Memorials: Identity

Dawdy, S. 2013

‘Archaeology of modern American death: grave goods and blithe mementos’, in P. Graves-Brown, R. Harrison & A. Piccini (eds) The Oxford Handbook of the Archaeology of the Contemporary World, Oxford: Oxford Handbooks Online.

Elliott, B. 2011

‘Proclaiming respectability across the colour line: headstones of free Blacks in St Peter’s churchyard, St George’s, Bermuda,’ Post-Medieval Archaeology 45:1, 197-211.

Garman, J. 1994

‘Viewing the color line through the material culture of death’, Historical Archaeology, 28: 3, 74-93.

Hickman, D. 2001

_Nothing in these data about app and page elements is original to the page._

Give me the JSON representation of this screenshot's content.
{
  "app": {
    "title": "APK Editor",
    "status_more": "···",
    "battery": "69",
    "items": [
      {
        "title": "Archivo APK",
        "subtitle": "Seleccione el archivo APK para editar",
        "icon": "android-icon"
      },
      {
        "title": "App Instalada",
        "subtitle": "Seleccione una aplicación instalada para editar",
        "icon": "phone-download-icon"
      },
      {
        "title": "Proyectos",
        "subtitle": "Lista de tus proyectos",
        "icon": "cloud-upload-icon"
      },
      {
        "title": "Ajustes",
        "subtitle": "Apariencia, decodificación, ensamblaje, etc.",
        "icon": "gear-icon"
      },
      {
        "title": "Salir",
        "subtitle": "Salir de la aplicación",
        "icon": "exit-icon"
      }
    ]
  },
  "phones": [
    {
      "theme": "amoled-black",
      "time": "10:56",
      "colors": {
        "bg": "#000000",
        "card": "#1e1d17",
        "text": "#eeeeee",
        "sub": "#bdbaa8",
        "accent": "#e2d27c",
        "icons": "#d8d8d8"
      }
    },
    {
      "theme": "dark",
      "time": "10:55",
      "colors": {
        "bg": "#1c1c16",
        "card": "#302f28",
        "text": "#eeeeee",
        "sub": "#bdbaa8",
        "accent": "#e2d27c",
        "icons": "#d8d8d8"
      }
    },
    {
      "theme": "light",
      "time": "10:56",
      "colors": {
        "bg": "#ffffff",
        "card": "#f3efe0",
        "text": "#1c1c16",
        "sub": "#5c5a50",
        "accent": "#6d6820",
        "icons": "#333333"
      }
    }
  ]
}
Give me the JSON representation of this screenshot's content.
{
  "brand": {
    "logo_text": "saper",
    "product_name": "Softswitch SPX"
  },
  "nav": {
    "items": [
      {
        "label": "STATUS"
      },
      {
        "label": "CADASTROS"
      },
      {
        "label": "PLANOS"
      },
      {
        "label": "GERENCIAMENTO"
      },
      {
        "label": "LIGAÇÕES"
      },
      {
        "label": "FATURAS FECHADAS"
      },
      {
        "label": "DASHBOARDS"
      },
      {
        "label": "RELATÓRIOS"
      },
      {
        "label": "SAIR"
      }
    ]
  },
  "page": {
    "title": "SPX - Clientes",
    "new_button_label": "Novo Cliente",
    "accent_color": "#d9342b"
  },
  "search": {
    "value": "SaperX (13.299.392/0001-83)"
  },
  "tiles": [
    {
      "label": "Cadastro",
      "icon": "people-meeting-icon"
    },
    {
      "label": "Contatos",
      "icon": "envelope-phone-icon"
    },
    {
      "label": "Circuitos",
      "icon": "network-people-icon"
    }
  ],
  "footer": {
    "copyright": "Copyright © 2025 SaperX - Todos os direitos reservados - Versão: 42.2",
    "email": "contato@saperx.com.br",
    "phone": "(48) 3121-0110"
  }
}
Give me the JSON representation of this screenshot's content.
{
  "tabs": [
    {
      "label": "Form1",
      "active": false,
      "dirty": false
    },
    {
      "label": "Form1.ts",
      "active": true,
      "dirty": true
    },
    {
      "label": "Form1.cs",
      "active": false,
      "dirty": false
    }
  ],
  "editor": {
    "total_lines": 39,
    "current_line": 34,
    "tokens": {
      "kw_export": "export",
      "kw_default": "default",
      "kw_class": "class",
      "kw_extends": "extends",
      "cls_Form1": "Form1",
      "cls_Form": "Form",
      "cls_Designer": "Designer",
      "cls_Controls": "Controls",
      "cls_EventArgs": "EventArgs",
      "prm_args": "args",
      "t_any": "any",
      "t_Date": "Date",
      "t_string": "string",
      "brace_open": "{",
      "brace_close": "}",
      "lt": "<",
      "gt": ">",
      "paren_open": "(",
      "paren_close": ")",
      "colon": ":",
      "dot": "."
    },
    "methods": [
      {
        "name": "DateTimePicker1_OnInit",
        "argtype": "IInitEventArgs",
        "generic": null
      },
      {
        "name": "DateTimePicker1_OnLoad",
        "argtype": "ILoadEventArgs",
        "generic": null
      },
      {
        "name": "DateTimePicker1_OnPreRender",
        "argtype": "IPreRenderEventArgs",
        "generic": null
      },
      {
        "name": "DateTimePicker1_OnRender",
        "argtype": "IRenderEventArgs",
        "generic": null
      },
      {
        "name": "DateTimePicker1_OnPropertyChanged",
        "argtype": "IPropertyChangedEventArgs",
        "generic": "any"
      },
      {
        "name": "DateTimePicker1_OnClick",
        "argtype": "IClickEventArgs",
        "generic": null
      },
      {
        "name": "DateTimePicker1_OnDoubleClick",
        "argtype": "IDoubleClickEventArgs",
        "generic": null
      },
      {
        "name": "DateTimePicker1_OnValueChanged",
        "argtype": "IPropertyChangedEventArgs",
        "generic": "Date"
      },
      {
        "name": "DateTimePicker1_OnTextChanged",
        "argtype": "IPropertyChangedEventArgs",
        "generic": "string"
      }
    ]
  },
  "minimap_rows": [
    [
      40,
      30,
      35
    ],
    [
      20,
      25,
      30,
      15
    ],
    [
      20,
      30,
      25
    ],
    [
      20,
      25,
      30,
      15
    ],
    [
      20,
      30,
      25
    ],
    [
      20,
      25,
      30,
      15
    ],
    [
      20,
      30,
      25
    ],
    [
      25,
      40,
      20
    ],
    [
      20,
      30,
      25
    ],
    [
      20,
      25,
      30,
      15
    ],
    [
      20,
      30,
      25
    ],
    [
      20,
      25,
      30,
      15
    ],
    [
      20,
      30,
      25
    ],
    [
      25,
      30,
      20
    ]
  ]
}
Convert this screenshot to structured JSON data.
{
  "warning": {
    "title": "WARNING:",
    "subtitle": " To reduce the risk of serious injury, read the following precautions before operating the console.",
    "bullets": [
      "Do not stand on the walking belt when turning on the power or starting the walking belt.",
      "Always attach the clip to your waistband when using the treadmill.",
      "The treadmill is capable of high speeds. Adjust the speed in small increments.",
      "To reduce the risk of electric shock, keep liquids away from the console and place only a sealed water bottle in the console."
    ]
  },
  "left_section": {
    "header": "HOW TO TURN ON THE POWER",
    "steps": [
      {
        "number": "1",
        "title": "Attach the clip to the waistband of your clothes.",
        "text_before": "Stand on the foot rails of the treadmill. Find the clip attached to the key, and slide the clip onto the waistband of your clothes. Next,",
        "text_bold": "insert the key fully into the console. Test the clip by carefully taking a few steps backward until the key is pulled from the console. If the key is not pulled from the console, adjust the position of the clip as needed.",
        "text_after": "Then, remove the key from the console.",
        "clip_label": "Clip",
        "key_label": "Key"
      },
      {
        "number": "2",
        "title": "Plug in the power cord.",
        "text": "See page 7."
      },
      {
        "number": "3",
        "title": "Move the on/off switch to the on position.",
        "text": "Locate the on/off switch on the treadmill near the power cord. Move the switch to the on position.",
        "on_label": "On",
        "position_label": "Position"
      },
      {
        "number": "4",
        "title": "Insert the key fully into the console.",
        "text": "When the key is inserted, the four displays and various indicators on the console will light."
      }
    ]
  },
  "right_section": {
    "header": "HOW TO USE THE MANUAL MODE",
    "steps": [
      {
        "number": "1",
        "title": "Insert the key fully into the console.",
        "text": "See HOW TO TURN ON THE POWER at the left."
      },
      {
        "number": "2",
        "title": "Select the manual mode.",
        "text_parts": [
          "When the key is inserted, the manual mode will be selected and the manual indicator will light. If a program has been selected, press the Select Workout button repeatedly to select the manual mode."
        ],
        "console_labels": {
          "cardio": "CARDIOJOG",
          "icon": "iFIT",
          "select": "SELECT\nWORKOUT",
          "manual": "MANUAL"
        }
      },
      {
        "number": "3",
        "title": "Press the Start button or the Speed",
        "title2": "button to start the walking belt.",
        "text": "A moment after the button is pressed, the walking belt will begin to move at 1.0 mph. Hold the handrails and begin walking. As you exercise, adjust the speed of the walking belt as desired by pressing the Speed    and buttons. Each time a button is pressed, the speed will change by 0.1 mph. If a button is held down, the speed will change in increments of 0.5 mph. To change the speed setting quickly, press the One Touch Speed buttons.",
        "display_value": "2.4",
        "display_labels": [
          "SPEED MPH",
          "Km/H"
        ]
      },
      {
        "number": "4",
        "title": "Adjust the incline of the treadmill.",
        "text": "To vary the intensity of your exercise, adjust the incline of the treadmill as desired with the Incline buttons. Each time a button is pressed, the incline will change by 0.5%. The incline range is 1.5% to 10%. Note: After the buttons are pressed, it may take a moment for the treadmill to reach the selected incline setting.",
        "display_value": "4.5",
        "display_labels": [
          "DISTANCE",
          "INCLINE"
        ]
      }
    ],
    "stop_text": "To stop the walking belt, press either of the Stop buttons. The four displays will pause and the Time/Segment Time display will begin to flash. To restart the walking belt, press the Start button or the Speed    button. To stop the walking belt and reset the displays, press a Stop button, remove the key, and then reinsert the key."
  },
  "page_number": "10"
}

‘Wise and religious epitaphs: funerary inscriptions as evidence for religious change in Leicestershire and Nottinghamshire, c1500-1640’, Midlands History, 26, 107-127.

Krüger-Kahloula, A. 1989

‘Tributes in stone and lapidary lapses: commemorating black people in eighteenth- and nineteenth-century America’, Markers 6, 32–100.

Mayer Gradwohl, D. 2004

‘Judah Monis’s puzzling gravestone as a reflection of his enigmatic identity’, Markers 21, 66-97.

Mytum, H. 1994

‘Language as symbol in churchyard monuments: the use of Welsh in nineteenth- and twentieth-century Pembrokeshire’, World Archaeology, 26:2, 252-267.

Mytum, H. 1993

‘Death and identity: strategies in body disposal and memorial at North Front Cemetery, Gibraltar’, in M. Carver (ed.) In Search of Cult: Archaeological Investigations in Honour of Phillip Rahtz, Woodbridge: Boydell Press, 189-192.

Sayer, D. 2011

‘Death and the Dissenter: group identity and stylistic simplicity as witnessed in nineteenth-century Nonconformist gravestones’, Historical Archaeology, 45: 4, 115-34.

Stanley-Blackwell, L. & Linkletter, M. 2019

‘Inscribing ethnicity: a preliminary analysis of Gaelic headstone inscriptions in Eastern Nova Scotia and Cape Breton’, Genealogy, 2:3, 241-55.

Vajta, K. 2017

‘Gravestones speak – but in which language? Epitaphs as mirrors of language shifts and identities in Alsace’, Journal of Multilingual and Multicultural Development, 39:2, 137-154.

Vajta, K. 2023

‘Written multilingualism challenging French hegemony in the cemetery’, Journal of Multilingual and Multicultural Development, 1-19.


The Cemetery Research Group runs two events a year: in May and in November. Follow the links and send in an abstract